Why we need VERITAS
NASA's first mission to Venus in decades is in danger. This is why VERITAS is worth saving.
NASA’s 2024 budget proposal is pretty good, but it faces political headwinds
The requested $27.2 billion would keep all major human and robotic initiatives going forward, though most of it would be offset by inflation.
Why we need the NEO Surveyor space telescope
A space-based solution like NEO Surveyor will find more asteroids, more quickly, than any ground-based alternative. Combined with deflection technology, this gives humanity a chance to alter its fate should a threatening asteroid be found early enough.
NEO Surveyor is confirmed
After nearly two decades of consideration, NASA made a formal commitment to NEO Surveyor, an asteroid-hunting space telescope.
NASA’s economic impact? Hundreds of thousands of jobs.
In 2021, NASA supported an estimated 339,645 jobs across the United States.

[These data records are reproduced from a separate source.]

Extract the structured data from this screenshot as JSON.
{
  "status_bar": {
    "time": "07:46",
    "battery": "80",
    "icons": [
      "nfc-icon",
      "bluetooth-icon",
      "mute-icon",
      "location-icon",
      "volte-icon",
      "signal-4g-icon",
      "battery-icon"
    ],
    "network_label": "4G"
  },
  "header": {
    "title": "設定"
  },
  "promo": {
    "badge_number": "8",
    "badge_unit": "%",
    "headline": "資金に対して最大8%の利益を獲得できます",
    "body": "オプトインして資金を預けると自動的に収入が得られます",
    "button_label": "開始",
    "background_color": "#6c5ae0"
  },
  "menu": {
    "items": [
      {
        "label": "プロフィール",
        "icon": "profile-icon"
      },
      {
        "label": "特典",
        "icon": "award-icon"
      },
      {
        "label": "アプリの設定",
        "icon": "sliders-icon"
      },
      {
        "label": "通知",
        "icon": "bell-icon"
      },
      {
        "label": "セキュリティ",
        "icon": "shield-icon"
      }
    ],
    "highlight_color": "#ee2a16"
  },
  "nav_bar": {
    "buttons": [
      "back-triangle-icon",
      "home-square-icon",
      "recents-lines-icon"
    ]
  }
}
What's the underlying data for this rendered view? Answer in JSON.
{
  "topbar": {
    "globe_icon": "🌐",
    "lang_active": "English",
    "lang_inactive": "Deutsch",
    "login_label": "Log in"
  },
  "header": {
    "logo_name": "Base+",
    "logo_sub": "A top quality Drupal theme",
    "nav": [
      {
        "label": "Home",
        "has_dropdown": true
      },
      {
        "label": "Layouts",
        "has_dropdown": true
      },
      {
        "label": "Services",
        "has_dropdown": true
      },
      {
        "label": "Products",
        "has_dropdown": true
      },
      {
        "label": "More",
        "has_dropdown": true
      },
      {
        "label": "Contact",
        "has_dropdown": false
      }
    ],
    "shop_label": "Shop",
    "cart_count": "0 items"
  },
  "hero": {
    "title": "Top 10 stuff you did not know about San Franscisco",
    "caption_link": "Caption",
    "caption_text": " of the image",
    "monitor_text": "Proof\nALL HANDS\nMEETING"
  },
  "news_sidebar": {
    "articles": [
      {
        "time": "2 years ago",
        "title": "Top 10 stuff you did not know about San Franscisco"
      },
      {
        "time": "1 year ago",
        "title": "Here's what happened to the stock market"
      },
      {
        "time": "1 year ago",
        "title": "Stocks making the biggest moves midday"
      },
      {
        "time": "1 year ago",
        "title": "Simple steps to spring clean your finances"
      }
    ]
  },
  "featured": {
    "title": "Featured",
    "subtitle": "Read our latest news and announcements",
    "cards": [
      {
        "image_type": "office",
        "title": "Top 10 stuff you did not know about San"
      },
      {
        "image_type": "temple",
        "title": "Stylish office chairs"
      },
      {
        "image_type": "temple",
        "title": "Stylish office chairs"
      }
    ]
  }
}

A new report details the astounding economic benefits of the space agency in every state.
What the 2022 midterm elections mean for NASA
Republicans regain control of the House. The Senate remains under Democratic control. This divided governance could slow down the pace of space legislation, even for “must-pass” items like NASA's annual budget.
Why we have the SLS
The SLS rests on a secure foundation of political support, a consequence of the U.S. framework of representative democracy and discretionary funding.
Faith, Doubt, and Contact
Contact remains a unique movie due to its representation of science. It remains a great film due to the treatment of doubt and faith as a universal aspect of human existence.
A joint-letter in support of NEO Surveyor
The National Space Society and The Planetary Society jointly argue for funding the asteroid-hunting NEO Surveyor mission.
Planetary Science Decadal Survey: After the Red Planet, an Ice Giant
After completing Mars Sample Return, Uranus should be the target of NASA's next major planetary mission, according to a major new report by the National Academies of Sciences.
NASA's FY 2023 Budget Stays the Course
The Biden Administration proposed $26 billion for NASA — we break down the potential impacts to human exploration and planetary science.
Another Day in Action
115 members of The Planetary Society from 33 states met with 161 congressional offices to support space science and exploration in 2022.
Why we do the Day of Action
It's the most effective way to advocate for space. It also connects members of The Planetary Society with shared dreams for the future.
Your Guide to the 2020 Astrophysics Decadal Survey
A massive space telescope to search for signs of life on hundreds of Earth-like exoplanets is the official recommendation of the U.S. astronomy community.
How much does the James Webb Space Telescope cost?
Find annual expenditures, charts, and comparisons for NASA's expenditures on the James Webb Space Telescope, including contributions from the European Space Agency and the Canadian Space Agency over the same period.
Why we need plutonium power for space missions
Spacecraft need power to reach the dark, dusty, distant locales of our solar system. Safe, non-weapons-grade plutonium-238 provides that power when solar energy can't cut it.
Biden's 2022 NASA Budget Says Yes to Pretty Much Everything
This is the 2nd-largest budget proposal for the space agency in 25 years. It embraces a broad set of NASA programs, including Artemis to the Moon, important science initiatives, and a healthy space technology effort.
Why NASA Picked SpaceX to Land Humans on the Moon
NASA picked SpaceX's Starship to land humans on the Moon as part of the agency's Artemis program. The decision will help humans land on Mars.